{
    string contain = kvp.Value.Text;
    if (contain == "")
        continue;
    foreach (KeyValuePair<string, List<int>> pair in inside)
        if (contain.Contains(pair.Key))
            pair.Value.Add(kvp.Key);
}

How many times did you time the first code sample? The time could vary depending on many external factors; the fact that a single run of one approach is faster or slower than a single run of another doesn't really tell you much, especially since the suggestions I made probably don't address the bulk of the problem.

As someone else pointed out, the main problem is that you're calling contain.Contains(pair.Key) 350,000 times; that's probably your bottleneck. You can profile the method to find out if that is true. If it is true, then something like the Rabin Karp algorithm as suggested by Miserable Variable is probably your best bet.

share|improve this answer
    
I tried it, but it took longer than before, I have no idea why. Pages are Dictionary type and yes, its pages from pdfLibNet, and they are indexed starting by 1 –  Martin Ch Feb 10 '12 at 21:59
    
@MartinCh if it is a dictionary type then you could use "foreach (KeyValuePair<...` there, too, though the benefit will be smaller -- you're saving 700 lookups rather than 350K. –  phoog Feb 10 '12 at 22:06
    
thanks, after I run code analysis, I found out, that Pages[].Text took about 89% of processing time, so there is main problem –  Martin Ch Feb 10 '12 at 22:23
    
@MartinCh An excellent confirmation of the advice to profile your code before attempting to improve its performance! –  phoog Feb 10 '12 at 22:25

[[

EDIT: The following is irrelevant, since you are clearing Buf at the end of loop (though note that you don't really need buf, string pageText = a.Pages[i].Text is all you need)

What is Buf? You have

Buf.Append(a.Pages[i].Text);

Does that not force the Contains to look through increasingly large size strings? I am surprised you are not running out of memory with 700 pages.

]]

There are more efficient ways to see if any of a set of strings appears in another string. For example, you could prepare a tree structure of the keys so you don't have to compare multiple times.

See Rabin-Karp Algorithm

Do consider existing third party libraries, there must be some.

share|improve this answer
    
he clears Buf at the end of each iteration of the loop (at the bottom) –  hatchet Feb 10 '12 at 21:33
1  
I assume Buf is a StringBuilder.
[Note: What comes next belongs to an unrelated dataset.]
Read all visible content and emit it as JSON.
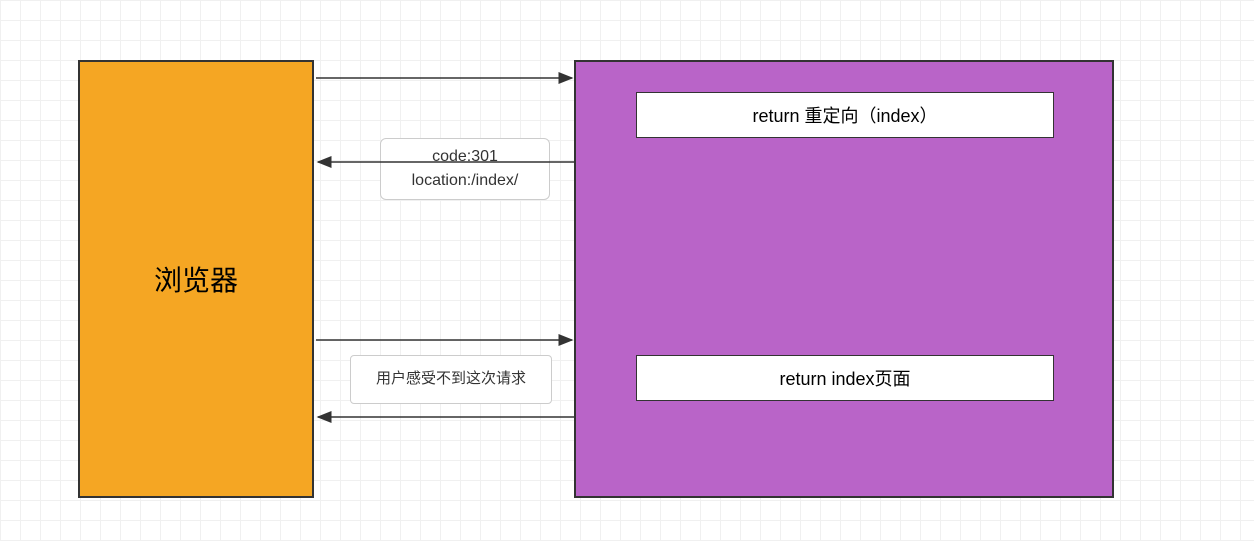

It's cleared each iteration, so apart from slowing down the program, it does nothing. –  dtb Feb 10 '12 at 21:33
    
Thanks, correcting my answer. –  Miserable Variable Feb 10 '12 at 21:35

I don't have 700 pages to test with, but you could try using a regex:

var s = Stopwatch.StartNew();
var r = new Regex(string.Join("|", from x in inside select Regex.Escape(x.Key)));

for (int i = 1; i <= a.PageCount; i++)
{
    foreach (Match match in r.Matches(a.Pages[i].Text))
    {
        inside[match.Value].Add(i.ToString());
    }
}

Console.WriteLine(s.Elapsed);
share|improve this answer
    
He has many keys to search for. Even for a single, I doubt regex can be faster for non-wildcard match but I could be wrong. –  Miserable Variable Feb 10 '12 at 21:41
    
I tried it - regex took 126 seconds, my version 93 seconds –  Martin Ch Feb 10 '12 at 21:50

Standard performance/debugging procedures - comment out pieces of your code and measure. Add them back one at a time until it 'gets bad.' That's likely your problem area.

for example, you might start by commenting out the entire foreach.

It looks like there's some possibly-complex/expensive objects in use - inside, Buf, etc. Comment out the usage of those and put them back one at a time.

share|improve this answer
    
seems unnecessary - with 500 keys and 700 pages, his algorithm is doing 350,000 searches of a page of text for a key. That is likely where the time is being taken. –  hatchet Feb 10 '12 at 21:40

Your Answer

 
discard

By posting your answer, you agree to the privacy policy and terms of service.

Not the answer you're looking for? Browse other questions tagged or ask your own question.